I'm working on a non-fiction project called Bohemian Forgiveness: 5 Unconventional Paths to Forgiving What You'll Never Forget.
I have a literary agent. And submissions to publishing houses are underway. Meanwhile, a graphic designer is creating a collateral design to offer you a peak inside the manuscript.
copyright 2018. Ame B. Design
You may think like I once did, that your loved one needs an environment away from all the bad influences to make progress. But as family members, we're often blinded to the fact that by not setting boundaries we contribute to that negative influence.
On one side of the track is the physical momentum needed to fuel an addiction, (drugs). And on the other side is the emotional momentum needed to fuel the disease, (co-dependency). You are not responsible for his/her addiction. You are not responsible for his/her actions. However, you are responsible for your re-actions.
Think of a baseball game. The pitcher can throw balls all day, but there can't be a game without a batter. A similar dynamic occurs in drug addiction and co-dependency. Your role is to stop swinging at the ball that leads to destruction and despair for you and any children you may have. There is no guarantee that your loved one will get clean and sober, but you can stop the insanity of doing the same things over and over and expecting different results.
Today I am providing you with a list of boundaries that will keep a bad situation from getting worse. I encourage you to print it out and circle the ones that you desperately need to consider practicing. And then find someone who will support you as you implement your boundaries.
- Never give or loan money to an alcohol or drug addicted person.
- Never leave him/her alone with anything valuable enough to pawn, leading us back to number one: Never give money to an alcohol or drug addicted person.
- Never allow him/her to detox in your home.
- Never loan him/her your car, a key to your house, or co-sign for a loan of any kind.
- Never blame yourself for the natural consequences that accompany the choices he/she made while addicted. Stop bailing him/her out. It only leads to enabling, and neither of you learn or change.
- Never live with an alcoholic or addict who has zero responsibilities and zero accountability. Never live with an alcoholic or addict who has zero responsibilities and zero accountability. (It's worth repeating).
- Never attempt control with empty threats. Say what you mean and mean what you say.
- Never give to a spouse who is using drugs, control over the finances.
- Never have unprotected sex with someone who is using I.V. drugs or if you suspect your addicted spouse is unfaithful.
- Never, under any circumstances, leave your children alone with an active alcoholic or addict.

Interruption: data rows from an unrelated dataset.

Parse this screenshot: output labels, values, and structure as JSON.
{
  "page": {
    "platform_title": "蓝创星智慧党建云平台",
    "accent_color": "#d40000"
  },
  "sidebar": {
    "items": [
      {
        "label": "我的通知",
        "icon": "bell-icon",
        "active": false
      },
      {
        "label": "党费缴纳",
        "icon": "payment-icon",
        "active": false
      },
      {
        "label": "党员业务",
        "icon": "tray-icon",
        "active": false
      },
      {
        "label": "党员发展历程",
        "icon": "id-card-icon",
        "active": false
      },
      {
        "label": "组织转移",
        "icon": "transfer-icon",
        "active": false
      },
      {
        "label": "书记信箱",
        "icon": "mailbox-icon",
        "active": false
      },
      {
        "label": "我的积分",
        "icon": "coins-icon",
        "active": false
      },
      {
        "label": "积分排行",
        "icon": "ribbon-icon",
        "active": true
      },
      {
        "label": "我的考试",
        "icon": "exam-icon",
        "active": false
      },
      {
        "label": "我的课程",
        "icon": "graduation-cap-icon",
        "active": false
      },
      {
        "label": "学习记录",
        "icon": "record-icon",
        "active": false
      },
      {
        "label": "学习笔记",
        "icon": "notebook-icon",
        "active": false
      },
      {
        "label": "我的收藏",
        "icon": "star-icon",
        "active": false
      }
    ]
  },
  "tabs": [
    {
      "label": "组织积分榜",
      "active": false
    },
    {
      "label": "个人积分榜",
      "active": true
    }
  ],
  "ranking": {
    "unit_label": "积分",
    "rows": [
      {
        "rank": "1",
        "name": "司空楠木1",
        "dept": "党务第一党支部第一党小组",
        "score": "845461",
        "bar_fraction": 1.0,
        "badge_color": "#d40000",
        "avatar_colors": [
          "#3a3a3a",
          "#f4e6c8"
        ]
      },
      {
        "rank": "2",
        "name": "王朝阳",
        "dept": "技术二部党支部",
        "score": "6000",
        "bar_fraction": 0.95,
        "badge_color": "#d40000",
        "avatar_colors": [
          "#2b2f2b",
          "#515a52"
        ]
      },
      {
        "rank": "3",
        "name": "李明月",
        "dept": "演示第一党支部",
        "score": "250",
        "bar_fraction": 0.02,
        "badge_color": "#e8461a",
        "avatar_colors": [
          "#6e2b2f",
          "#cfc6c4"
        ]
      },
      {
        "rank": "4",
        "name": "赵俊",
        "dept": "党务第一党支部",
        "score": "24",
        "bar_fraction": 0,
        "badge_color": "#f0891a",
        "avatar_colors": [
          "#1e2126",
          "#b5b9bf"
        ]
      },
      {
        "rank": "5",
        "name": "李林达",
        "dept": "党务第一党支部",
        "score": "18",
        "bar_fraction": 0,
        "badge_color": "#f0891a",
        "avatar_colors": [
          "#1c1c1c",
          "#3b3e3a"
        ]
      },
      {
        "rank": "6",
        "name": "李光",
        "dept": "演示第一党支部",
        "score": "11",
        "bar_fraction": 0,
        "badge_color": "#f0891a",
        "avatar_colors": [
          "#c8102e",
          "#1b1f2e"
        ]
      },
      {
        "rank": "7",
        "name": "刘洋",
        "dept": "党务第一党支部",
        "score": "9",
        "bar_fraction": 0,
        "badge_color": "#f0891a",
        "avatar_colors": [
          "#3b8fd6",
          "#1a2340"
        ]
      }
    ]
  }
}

Okay ladies. Please review the list and get honest about what needs to change and how you can take one step in a direction that supports healing instead of more confusion and pain. If you have a specific question about one of the boundaries listed, go to the contact page and send it in.
"Father in heaven, thank you that none of us go unseen in your eyes. Only you can change a heart and redeem a relationship. Help us get out of the way and begin to rely on your faithfulness to those who are lost. And that includes addicts and co-dependents."
Celebrate Recovery and Alcoholics Anonymous are both helpful in providing the support you will most certainly need to maintain good boundaries. You can Google either group to locate meetings in your area. And I would like to add that if you happen to be the addict pitching the balls, they offer help for you too. God bless you. My husband and I are living proof that we can and do heal.
Published on Tuesday, September 15, 2009 @ 2:04 PM CDT